We make the best coffee!

summary: a manual crank burr grinder does make a difference; how much tamping is necessary; more magnetic poetry for spring: RePoWriMo; today’s poem; (click on image for larger view)

Zassenhaus grinder When I say “we”, of course I mean “Vesuviana” and “Zassenhaus” make the best coffee….

We used to think that grinding the coffee with a regular old electric grinder was fine. But a couple of months ago, we suddenly decided that we HAD to have a hand crank coffee grinder. T did a little research and chose a lovely wooden Zassenhaus grinder. Yes, it says it’s a Kornmühle (grain and seed grinder) but it’s fine for coffee beans.

And the reason it’s so much better than the electric grinder? Instead of grinding the beans with a whirring smooth blade, it uses a conical burr grinding device:

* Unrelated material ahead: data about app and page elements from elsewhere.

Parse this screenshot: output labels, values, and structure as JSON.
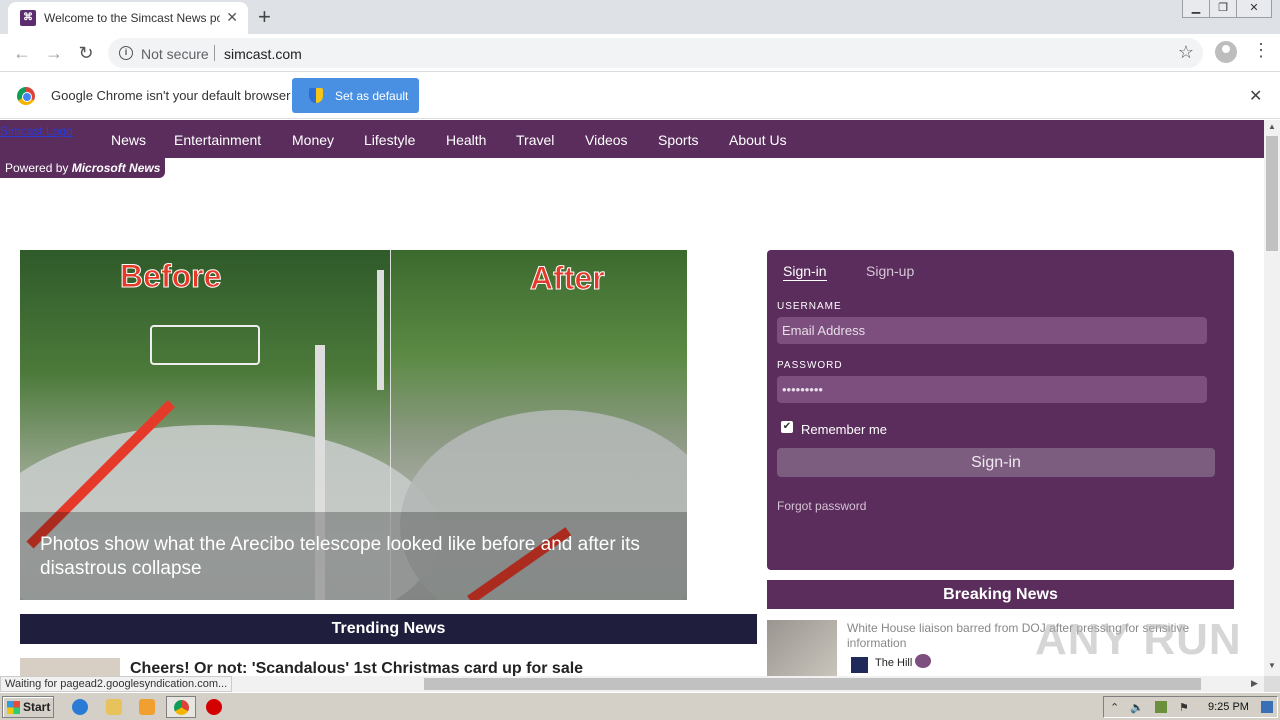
{
  "browser": {
    "tab_title": "Welcome to the Simcast News portal",
    "security_label": "Not secure",
    "url": "simcast.com"
  },
  "infobar": {
    "message": "Google Chrome isn't your default browser",
    "button_label": "Set as default"
  },
  "site": {
    "logo_alt": "Simcast Logo",
    "nav": [
      "News",
      "Entertainment",
      "Money",
      "Lifestyle",
      "Health",
      "Travel",
      "Videos",
      "Sports",
      "About Us"
    ],
    "powered_prefix": "Powered by",
    "powered_brand": "Microsoft News"
  },
  "hero": {
    "label_before": "Before",
    "label_after": "After",
    "caption": "Photos show what the Arecibo telescope looked like before and after its disastrous collapse"
  },
  "trending": {
    "heading": "Trending News",
    "first_title": "Cheers! Or not: 'Scandalous' 1st Christmas card up for sale"
  },
  "signin_panel": {
    "tab_signin": "Sign-in",
    "tab_signup": "Sign-up",
    "username_label": "USERNAME",
    "username_placeholder": "Email Address",
    "password_label": "PASSWORD",
    "password_value": "•••••••••",
    "remember_label": "Remember me",
    "remember_checked": true,
    "submit_label": "Sign-in",
    "forgot_label": "Forgot password"
  },
  "breaking": {
    "heading": "Breaking News",
    "first_title": "White House liaison barred from DOJ after pressing for sensitive information",
    "first_source": "The Hill"
  },
  "watermark": "ANY RUN",
  "status_text": "Waiting for pagead2.googlesyndication.com...",
  "taskbar": {
    "start_label": "Start",
    "clock": "9:25 PM"
  },
  "colors": {
    "brand_purple": "#5a2d5c",
    "trending_bar": "#1f1f3d",
    "infobar_button": "#4a90e2"
  }
}
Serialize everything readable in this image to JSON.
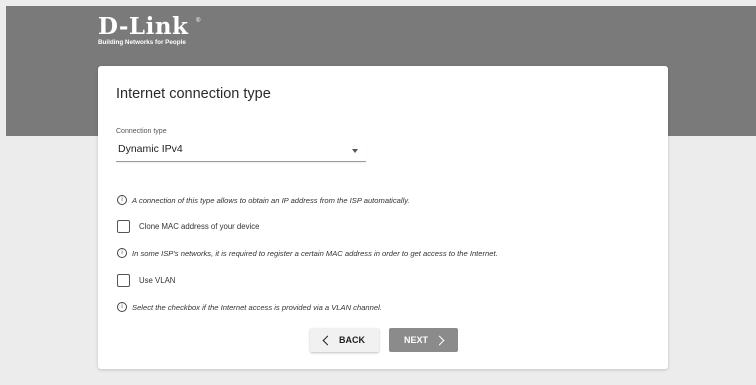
{
  "brand": {
    "logo": "D-Link",
    "registered": "®",
    "tagline": "Building Networks for People"
  },
  "page": {
    "title": "Internet connection type"
  },
  "connection": {
    "label": "Connection type",
    "value": "Dynamic IPv4"
  },
  "info": {
    "dynamic": "A connection of this type allows to obtain an IP address from the ISP automatically.",
    "mac": "In some ISP's networks, it is required to register a certain MAC address in order to get access to the Internet.",
    "vlan": "Select the checkbox if the Internet access is provided via a VLAN channel."
  },
  "options": {
    "clone_mac": "Clone MAC address of your device",
    "use_vlan": "Use VLAN"
  },
  "buttons": {
    "back": "BACK",
    "next": "NEXT"
  }
}
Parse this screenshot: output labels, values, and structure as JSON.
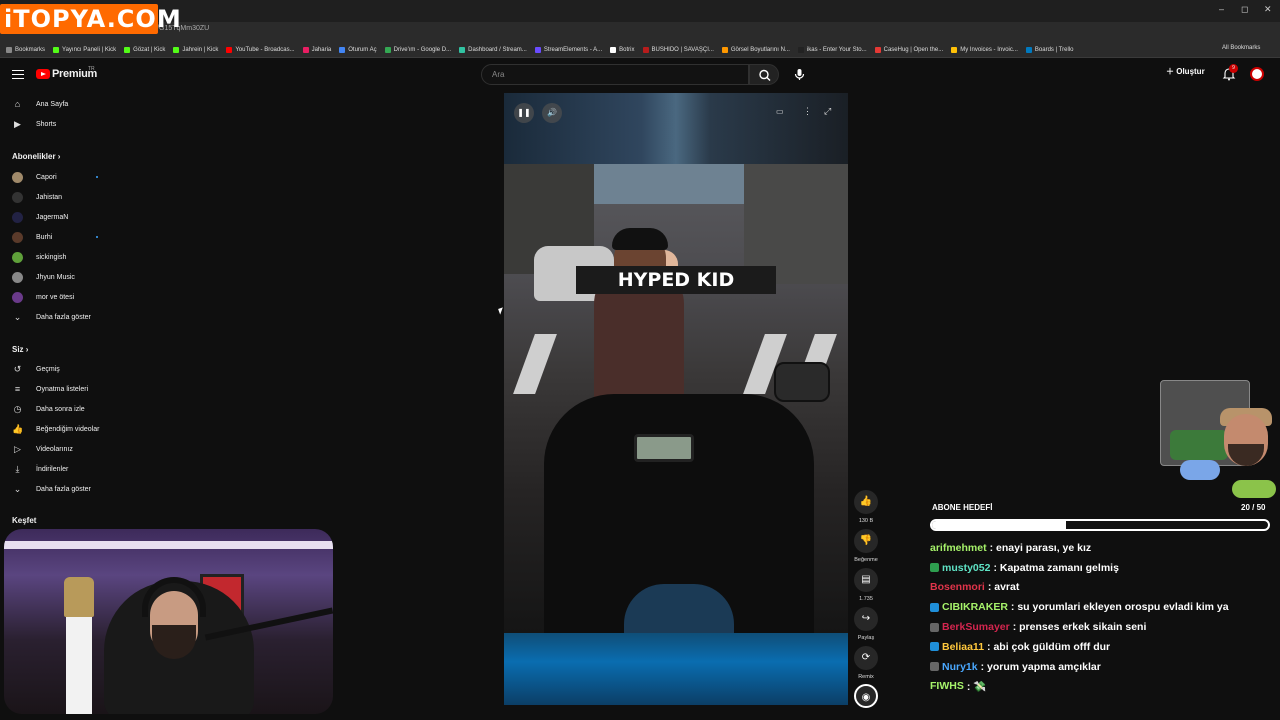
{
  "watermark": "iTOPYA.COM",
  "browser": {
    "url": "youtube.com/shorts/G15TqMm30ZU",
    "bookmarks": [
      {
        "label": "Bookmarks",
        "color": "#888888"
      },
      {
        "label": "Yayıncı Paneli | Kick",
        "color": "#53fc18"
      },
      {
        "label": "Gözat | Kick",
        "color": "#53fc18"
      },
      {
        "label": "Jahrein | Kick",
        "color": "#53fc18"
      },
      {
        "label": "YouTube - Broadcas...",
        "color": "#ff0000"
      },
      {
        "label": "Jaharia",
        "color": "#e91e63"
      },
      {
        "label": "Oturum Aç",
        "color": "#4285f4"
      },
      {
        "label": "Drive'ım - Google D...",
        "color": "#34a853"
      },
      {
        "label": "Dashboard / Stream...",
        "color": "#31c3a2"
      },
      {
        "label": "StreamElements - A...",
        "color": "#6a4cff"
      },
      {
        "label": "Botrix",
        "color": "#ffffff"
      },
      {
        "label": "BUSHIDO | SAVAŞÇI...",
        "color": "#b71c1c"
      },
      {
        "label": "Görsel Boyutlarını N...",
        "color": "#ff9800"
      },
      {
        "label": "ikas - Enter Your Sto...",
        "color": "#222222"
      },
      {
        "label": "CaseHug | Open the...",
        "color": "#e53935"
      },
      {
        "label": "My Invoices - Invoic...",
        "color": "#ffc107"
      },
      {
        "label": "Boards | Trello",
        "color": "#0079bf"
      }
    ],
    "all_bookmarks": "All Bookmarks"
  },
  "header": {
    "logo": "Premium",
    "logo_region": "TR",
    "search_placeholder": "Ara",
    "create": "Oluştur",
    "notifications": "9"
  },
  "sidebar": {
    "main": [
      {
        "label": "Ana Sayfa",
        "icon": "home-icon",
        "glyph": "⌂"
      },
      {
        "label": "Shorts",
        "icon": "shorts-icon",
        "glyph": "▶"
      }
    ],
    "subscriptions_title": "Abonelikler",
    "subscriptions": [
      {
        "label": "Capori",
        "color": "#a08a6a",
        "live": true
      },
      {
        "label": "Jahistan",
        "color": "#333333",
        "live": false
      },
      {
        "label": "JagermaN",
        "color": "#222244",
        "live": false
      },
      {
        "label": "Burhi",
        "color": "#5a3a2a",
        "live": true
      },
      {
        "label": "sickingish",
        "color": "#5fa03a",
        "live": false
      },
      {
        "label": "Jhyun Music",
        "color": "#888888",
        "live": false
      },
      {
        "label": "mor ve ötesi",
        "color": "#6a3a8a",
        "live": false
      }
    ],
    "show_more": "Daha fazla göster",
    "you_title": "Siz",
    "you": [
      {
        "label": "Geçmiş",
        "icon": "history-icon",
        "glyph": "↺"
      },
      {
        "label": "Oynatma listeleri",
        "icon": "playlist-icon",
        "glyph": "≡"
      },
      {
        "label": "Daha sonra izle",
        "icon": "clock-icon",
        "glyph": "◷"
      },
      {
        "label": "Beğendiğim videolar",
        "icon": "thumbs-up-icon",
        "glyph": "👍"
      },
      {
        "label": "Videolarınız",
        "icon": "video-icon",
        "glyph": "▷"
      },
      {
        "label": "İndirilenler",
        "icon": "download-icon",
        "glyph": "⤓"
      },
      {
        "label": "Daha fazla göster",
        "icon": "chevron-down-icon",
        "glyph": "⌄"
      }
    ],
    "explore_title": "Keşfet"
  },
  "short": {
    "caption": "HYPED KID",
    "likes": "130 B",
    "dislike_label": "Beğenme",
    "comments": "1.735",
    "share_label": "Paylaş",
    "remix_label": "Remix"
  },
  "stream": {
    "goal_title": "ABONE HEDEFİ",
    "goal_count": "20 / 50",
    "goal_progress": 0.4,
    "chat": [
      {
        "user": "arifmehmet",
        "color": "#a6f26a",
        "badge": "",
        "text": ": enayi parası, ye kız"
      },
      {
        "user": "musty052",
        "color": "#5fe3c5",
        "badge": "#2e9e4f",
        "text": ": Kapatma zamanı gelmiş"
      },
      {
        "user": "Bosenmori",
        "color": "#e0344a",
        "badge": "",
        "text": ": avrat"
      },
      {
        "user": "CIBIKRAKER",
        "color": "#a6f26a",
        "badge": "#1f8fd9",
        "text": ": su yorumlari ekleyen orospu evladi kim ya"
      },
      {
        "user": "BerkSumayer",
        "color": "#d4264f",
        "badge": "#666666",
        "text": ": prenses erkek sikain seni"
      },
      {
        "user": "Beliaa11",
        "color": "#ffc83d",
        "badge": "#1f8fd9",
        "text": ": abi çok güldüm offf dur"
      },
      {
        "user": "Nury1k",
        "color": "#4aa8ff",
        "badge": "#666666",
        "text": ": yorum yapma amçıklar"
      },
      {
        "user": "FIWHS",
        "color": "#a6f26a",
        "badge": "",
        "text": ": 💸"
      }
    ]
  }
}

The original Zassenhaus conical burr grinder, machined from high grade tool steel and hardened, guarantees to produce a proper grind and to maintain their optimum cutting edges.

– Zassenhaus 25-year guarantee on the grinding mechanism, Hand-Kornmühle natur

And the resulting coffee is even more stellar than before. We really didn’t think it was possible for it to get any better. Continue reading We make the best coffee!

what to do with left over kale chips

summary: kale quiche; more magnetic poetry for spring: RePoWriMo; today’s poem; (click on image for larger view)

quiche The kale chips were novel. But once the novelty wore off, we were very quickly tired of them on their own. They were just a little too much like vegetables.

Don’t get me wrong. I love vegetables! But in their place.

We used the left-overs in a quiche, along with some caramelized onions and mozzarella cheese. Now THAT’S the right place for kale!

Of course, you do realize that this flurry of posting activity is only so I can continue to play with our Magnetic Poetry box. Continue reading what to do with left over kale chips

kale chips

summary: kale chips; magnetic poetry for spring: RePoWriMo; today’s poem; (click on image for larger view)

collard greens Where was it that we first saw (or heard) someone say that kale chips are the new potato chips? Apparently, once you’ve had kale chips, you’ll choose them before potato chips (or “crisps”, if you prefer).

And not so long ago, we came across this notion again on Shauna’s (Gluten Free Girl) site:

These kale chips have a strange, mesmerizing texture. Want to know what it is? Potato chips. When you cook them just long enough, before they brown and taste bitter, the leaves shatter between your teeth. […] For a moment, you might think you are eating potato chips. […]These days, I prefer this to potato chips, any time.

– Shauna, ‘baked kale chips’,

We decided we had to try kale chips! Continue reading kale chips